DATA:
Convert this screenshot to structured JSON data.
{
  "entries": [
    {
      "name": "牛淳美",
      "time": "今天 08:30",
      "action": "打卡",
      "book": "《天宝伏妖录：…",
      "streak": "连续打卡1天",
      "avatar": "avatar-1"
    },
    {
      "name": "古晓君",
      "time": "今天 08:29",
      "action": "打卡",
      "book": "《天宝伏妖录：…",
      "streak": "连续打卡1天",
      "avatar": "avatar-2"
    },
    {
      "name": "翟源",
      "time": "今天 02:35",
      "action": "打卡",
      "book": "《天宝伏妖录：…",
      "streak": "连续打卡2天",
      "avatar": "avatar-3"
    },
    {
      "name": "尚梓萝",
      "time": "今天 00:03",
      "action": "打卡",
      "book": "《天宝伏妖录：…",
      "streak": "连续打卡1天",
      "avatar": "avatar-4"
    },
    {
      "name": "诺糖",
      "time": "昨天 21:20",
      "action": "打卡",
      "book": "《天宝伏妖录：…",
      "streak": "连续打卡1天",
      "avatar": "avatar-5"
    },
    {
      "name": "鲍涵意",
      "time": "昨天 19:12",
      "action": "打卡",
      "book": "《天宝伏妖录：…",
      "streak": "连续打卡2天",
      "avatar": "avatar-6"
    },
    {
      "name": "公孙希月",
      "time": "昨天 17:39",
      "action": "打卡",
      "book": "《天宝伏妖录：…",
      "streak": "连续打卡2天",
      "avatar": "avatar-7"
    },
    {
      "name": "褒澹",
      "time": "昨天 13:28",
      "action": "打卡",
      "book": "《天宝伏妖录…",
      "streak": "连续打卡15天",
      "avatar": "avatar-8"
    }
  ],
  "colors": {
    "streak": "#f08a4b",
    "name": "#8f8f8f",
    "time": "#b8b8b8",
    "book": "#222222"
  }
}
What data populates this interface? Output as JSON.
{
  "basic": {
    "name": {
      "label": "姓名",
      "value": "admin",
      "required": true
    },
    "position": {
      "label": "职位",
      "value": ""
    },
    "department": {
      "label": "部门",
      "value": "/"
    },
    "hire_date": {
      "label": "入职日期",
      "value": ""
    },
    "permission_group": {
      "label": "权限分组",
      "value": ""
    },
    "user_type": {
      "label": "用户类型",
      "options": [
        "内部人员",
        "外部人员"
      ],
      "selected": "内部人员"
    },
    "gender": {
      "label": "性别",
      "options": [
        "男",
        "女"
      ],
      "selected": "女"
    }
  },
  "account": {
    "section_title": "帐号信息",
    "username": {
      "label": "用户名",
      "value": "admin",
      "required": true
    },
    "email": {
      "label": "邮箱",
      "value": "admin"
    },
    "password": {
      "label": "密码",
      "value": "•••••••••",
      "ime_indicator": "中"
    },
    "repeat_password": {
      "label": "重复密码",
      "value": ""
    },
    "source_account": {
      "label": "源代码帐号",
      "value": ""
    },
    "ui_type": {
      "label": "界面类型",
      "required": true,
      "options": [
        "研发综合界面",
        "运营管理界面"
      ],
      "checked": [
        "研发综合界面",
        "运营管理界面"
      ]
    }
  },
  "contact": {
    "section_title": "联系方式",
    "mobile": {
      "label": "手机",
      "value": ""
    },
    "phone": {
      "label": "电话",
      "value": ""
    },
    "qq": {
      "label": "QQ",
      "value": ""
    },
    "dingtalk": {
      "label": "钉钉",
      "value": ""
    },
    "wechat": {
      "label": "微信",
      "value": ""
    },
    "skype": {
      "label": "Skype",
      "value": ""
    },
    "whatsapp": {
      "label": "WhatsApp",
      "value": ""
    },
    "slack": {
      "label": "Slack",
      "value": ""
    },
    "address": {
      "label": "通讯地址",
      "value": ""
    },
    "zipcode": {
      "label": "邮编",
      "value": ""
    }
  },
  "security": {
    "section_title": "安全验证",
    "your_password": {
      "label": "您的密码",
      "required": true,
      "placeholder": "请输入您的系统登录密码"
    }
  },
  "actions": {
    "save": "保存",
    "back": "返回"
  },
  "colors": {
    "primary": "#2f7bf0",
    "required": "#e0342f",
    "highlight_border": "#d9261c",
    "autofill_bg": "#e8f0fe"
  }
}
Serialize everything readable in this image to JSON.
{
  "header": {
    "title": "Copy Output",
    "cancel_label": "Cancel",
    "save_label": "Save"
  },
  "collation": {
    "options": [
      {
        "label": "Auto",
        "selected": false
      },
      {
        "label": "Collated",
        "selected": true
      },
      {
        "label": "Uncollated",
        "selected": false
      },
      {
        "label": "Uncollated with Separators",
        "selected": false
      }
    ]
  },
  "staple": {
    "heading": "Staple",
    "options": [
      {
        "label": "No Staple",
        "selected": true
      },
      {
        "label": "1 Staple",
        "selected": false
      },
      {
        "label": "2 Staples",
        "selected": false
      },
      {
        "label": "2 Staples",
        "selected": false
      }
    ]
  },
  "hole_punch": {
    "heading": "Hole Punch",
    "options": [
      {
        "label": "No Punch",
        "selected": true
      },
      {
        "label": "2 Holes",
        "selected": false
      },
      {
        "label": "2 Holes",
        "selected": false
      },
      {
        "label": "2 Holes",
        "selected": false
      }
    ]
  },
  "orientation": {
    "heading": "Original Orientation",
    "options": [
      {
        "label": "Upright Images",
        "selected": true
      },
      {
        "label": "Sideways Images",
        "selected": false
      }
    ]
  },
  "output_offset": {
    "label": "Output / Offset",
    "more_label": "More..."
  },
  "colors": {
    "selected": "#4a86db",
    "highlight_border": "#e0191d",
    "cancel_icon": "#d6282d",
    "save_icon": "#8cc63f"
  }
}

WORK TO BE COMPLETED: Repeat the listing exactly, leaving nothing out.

TASK RESPONSE:
Convert this screenshot to structured JSON data.
{
  "entries": [
    {
      "name": "牛淳美",
      "time": "今天 08:30",
      "action": "打卡",
      "book": "《天宝伏妖录：…",
      "streak": "连续打卡1天",
      "avatar": "avatar-1"
    },
    {
      "name": "古晓君",
      "time": "今天 08:29",
      "action": "打卡",
      "book": "《天宝伏妖录：…",
      "streak": "连续打卡1天",
      "avatar": "avatar-2"
    },
    {
      "name": "翟源",
      "time": "今天 02:35",
      "action": "打卡",
      "book": "《天宝伏妖录：…",
      "streak": "连续打卡2天",
      "avatar": "avatar-3"
    },
    {
      "name": "尚梓萝",
      "time": "今天 00:03",
      "action": "打卡",
      "book": "《天宝伏妖录：…",
      "streak": "连续打卡1天",
      "avatar": "avatar-4"
    },
    {
      "name": "诺糖",
      "time": "昨天 21:20",
      "action": "打卡",
      "book": "《天宝伏妖录：…",
      "streak": "连续打卡1天",
      "avatar": "avatar-5"
    },
    {
      "name": "鲍涵意",
      "time": "昨天 19:12",
      "action": "打卡",
      "book": "《天宝伏妖录：…",
      "streak": "连续打卡2天",
      "avatar": "avatar-6"
    },
    {
      "name": "公孙希月",
      "time": "昨天 17:39",
      "action": "打卡",
      "book": "《天宝伏妖录：…",
      "streak": "连续打卡2天",
      "avatar": "avatar-7"
    },
    {
      "name": "褒澹",
      "time": "昨天 13:28",
      "action": "打卡",
      "book": "《天宝伏妖录…",
      "streak": "连续打卡15天",
      "avatar": "avatar-8"
    }
  ],
  "colors": {
    "streak": "#f08a4b",
    "name": "#8f8f8f",
    "time": "#b8b8b8",
    "book": "#222222"
  }
}
What data populates this interface? Output as JSON.
{
  "basic": {
    "name": {
      "label": "姓名",
      "value": "admin",
      "required": true
    },
    "position": {
      "label": "职位",
      "value": ""
    },
    "department": {
      "label": "部门",
      "value": "/"
    },
    "hire_date": {
      "label": "入职日期",
      "value": ""
    },
    "permission_group": {
      "label": "权限分组",
      "value": ""
    },
    "user_type": {
      "label": "用户类型",
      "options": [
        "内部人员",
        "外部人员"
      ],
      "selected": "内部人员"
    },
    "gender": {
      "label": "性别",
      "options": [
        "男",
        "女"
      ],
      "selected": "女"
    }
  },
  "account": {
    "section_title": "帐号信息",
    "username": {
      "label": "用户名",
      "value": "admin",
      "required": true
    },
    "email": {
      "label": "邮箱",
      "value": "admin"
    },
    "password": {
      "label": "密码",
      "value": "•••••••••",
      "ime_indicator": "中"
    },
    "repeat_password": {
      "label": "重复密码",
      "value": ""
    },
    "source_account": {
      "label": "源代码帐号",
      "value": ""
    },
    "ui_type": {
      "label": "界面类型",
      "required": true,
      "options": [
        "研发综合界面",
        "运营管理界面"
      ],
      "checked": [
        "研发综合界面",
        "运营管理界面"
      ]
    }
  },
  "contact": {
    "section_title": "联系方式",
    "mobile": {
      "label": "手机",
      "value": ""
    },
    "phone": {
      "label": "电话",
      "value": ""
    },
    "qq": {
      "label": "QQ",
      "value": ""
    },
    "dingtalk": {
      "label": "钉钉",
      "value": ""
    },
    "wechat": {
      "label": "微信",
      "value": ""
    },
    "skype": {
      "label": "Skype",
      "value": ""
    },
    "whatsapp": {
      "label": "WhatsApp",
      "value": ""
    },
    "slack": {
      "label": "Slack",
      "value": ""
    },
    "address": {
      "label": "通讯地址",
      "value": ""
    },
    "zipcode": {
      "label": "邮编",
      "value": ""
    }
  },
  "security": {
    "section_title": "安全验证",
    "your_password": {
      "label": "您的密码",
      "required": true,
      "placeholder": "请输入您的系统登录密码"
    }
  },
  "actions": {
    "save": "保存",
    "back": "返回"
  },
  "colors": {
    "primary": "#2f7bf0",
    "required": "#e0342f",
    "highlight_border": "#d9261c",
    "autofill_bg": "#e8f0fe"
  }
}
Serialize everything readable in this image to JSON.
{
  "header": {
    "title": "Copy Output",
    "cancel_label": "Cancel",
    "save_label": "Save"
  },
  "collation": {
    "options": [
      {
        "label": "Auto",
        "selected": false
      },
      {
        "label": "Collated",
        "selected": true
      },
      {
        "label": "Uncollated",
        "selected": false
      },
      {
        "label": "Uncollated with Separators",
        "selected": false
      }
    ]
  },
  "staple": {
    "heading": "Staple",
    "options": [
      {
        "label": "No Staple",
        "selected": true
      },
      {
        "label": "1 Staple",
        "selected": false
      },
      {
        "label": "2 Staples",
        "selected": false
      },
      {
        "label": "2 Staples",
        "selected": false
      }
    ]
  },
  "hole_punch": {
    "heading": "Hole Punch",
    "options": [
      {
        "label": "No Punch",
        "selected": true
      },
      {
        "label": "2 Holes",
        "selected": false
      },
      {
        "label": "2 Holes",
        "selected": false
      },
      {
        "label": "2 Holes",
        "selected": false
      }
    ]
  },
  "orientation": {
    "heading": "Original Orientation",
    "options": [
      {
        "label": "Upright Images",
        "selected": true
      },
      {
        "label": "Sideways Images",
        "selected": false
      }
    ]
  },
  "output_offset": {
    "label": "Output / Offset",
    "more_label": "More..."
  },
  "colors": {
    "selected": "#4a86db",
    "highlight_border": "#e0191d",
    "cancel_icon": "#d6282d",
    "save_icon": "#8cc63f"
  }
}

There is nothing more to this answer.